Let’s backtrack here.

In 2011, the IAAF released a ruling that deemed female athletes with hyperandrogenism eligible to compete in the Olympic Games.

Rules are rules and whether Semenya is hyperandrogenic or not, her eligibility to compete in the Olympics is undisputed.

But it wasn’t just the tweeting naysayers who rained on Caster’s parade.

Lynsey Sharp, the British athlete who placed sixth in the 800m final is all over the news following her show of emotion over the difficulty of competing against athletes who are believed to be hyperandrogenic.

After the race, Sharp broke out in white tears and the world rushed to pass her a tissue. And no, white tears is not just a blanket term used to describe when white people cry. White tears is not even necessarily tears, but a currency that certain white people use to express indignation over successes of a non-white person, or nonexistent racial injustice.

We’re not actually all that surprised that white tears brought the world to its knees.

One has to admire Queen Caster, whose only response to the vitriol and the tears was: “It’s all about loving one another. It’s not about discriminating people. It’s not about looking at people [and] how they look, how they speak, how they run. You know, it’s not about being muscular. It’s about sports. When you walk out of your apartment, you think about performing. You don’t think about how your opponents look. You just want to do better. I think the advice to everybody is to go out and have fun.”

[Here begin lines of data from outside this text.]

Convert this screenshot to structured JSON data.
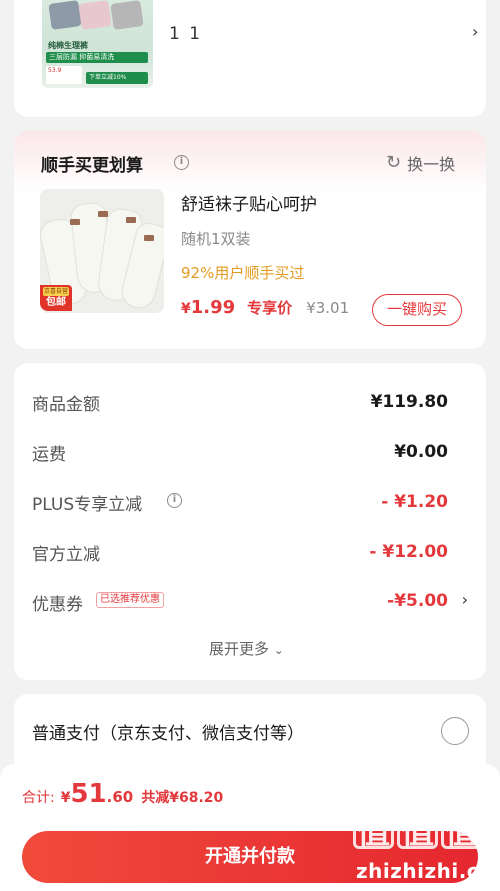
{
  "top_item": {
    "thumb_title": "纯棉生理裤",
    "thumb_banner": "三层防漏 抑菌易清洗",
    "thumb_price": "53.9",
    "thumb_tag": "下单立减10%",
    "quantity": "1 1"
  },
  "recommend": {
    "title": "顺手买更划算",
    "swap_label": "换一换",
    "product_name": "舒适袜子贴心呵护",
    "spec": "随机1双装",
    "ratio": "92%用户顺手买过",
    "price_symbol": "¥",
    "price": "1.99",
    "price_tag": "专享价",
    "original_price": "¥3.01",
    "buy_label": "一键购买",
    "badge_small": "京喜自营",
    "badge_big": "包邮"
  },
  "summary": {
    "rows": [
      {
        "label": "商品金额",
        "value": "¥119.80"
      },
      {
        "label": "运费",
        "value": "¥0.00"
      },
      {
        "label": "PLUS专享立减",
        "value": "- ¥1.20"
      },
      {
        "label": "官方立减",
        "value": "- ¥12.00"
      },
      {
        "label": "优惠券",
        "value": "-¥5.00"
      }
    ],
    "coupon_tag": "已选推荐优惠",
    "expand_label": "展开更多"
  },
  "payment": {
    "method_label": "普通支付（京东支付、微信支付等）"
  },
  "bottom": {
    "total_label": "合计:",
    "total_symbol": "¥",
    "total_integer": "51",
    "total_decimal": ".60",
    "saved_label": "共减¥68.20",
    "pay_button": "开通并付款"
  },
  "watermark": {
    "logo": [
      "值",
      "值",
      "值"
    ],
    "site": "zhizhizhi.com"
  },
  "colors": {
    "accent_red": "#e4393c",
    "ratio_orange": "#e39c23",
    "page_bg": "#f2f2f2"
  },
  "icons": [
    "info-icon",
    "refresh-icon",
    "chevron-right-icon",
    "chevron-down-icon",
    "radio-icon"
  ]
}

Take notes, haters.

via GIPHY

You might also like More from author

3 Comments

  1. Howard Odom says

    Congrats on posting a quote from a fake Joanna Jozwik twitter account. Great journalism!

    The issue, however, is more serious than what you make it out to be. There is no doubt in my mind that if the three winners were white they would be tested for elevated testosterone levels, and if those were found, they would have been stripped of medals. Reverse racism is as bad as “regular racism”, friends.

  2. Mmabatho says

    Sharp is acting like a typical spoiled brat. Science cannot prove that elevated levels of testosterone improves athletes performance. Talking about unfair advantage…. what about the fact that developed countries have more advanced training facilities compared to developing countries. The problem is not her gender the real problem is that fact that a black women from a developing country beat you against all Odds. There is always something extraordinary about greatness. If it was not so everyone would be number one. Caster is extraordinary accept it and move on.

Leave A Reply

Your email address will not be published.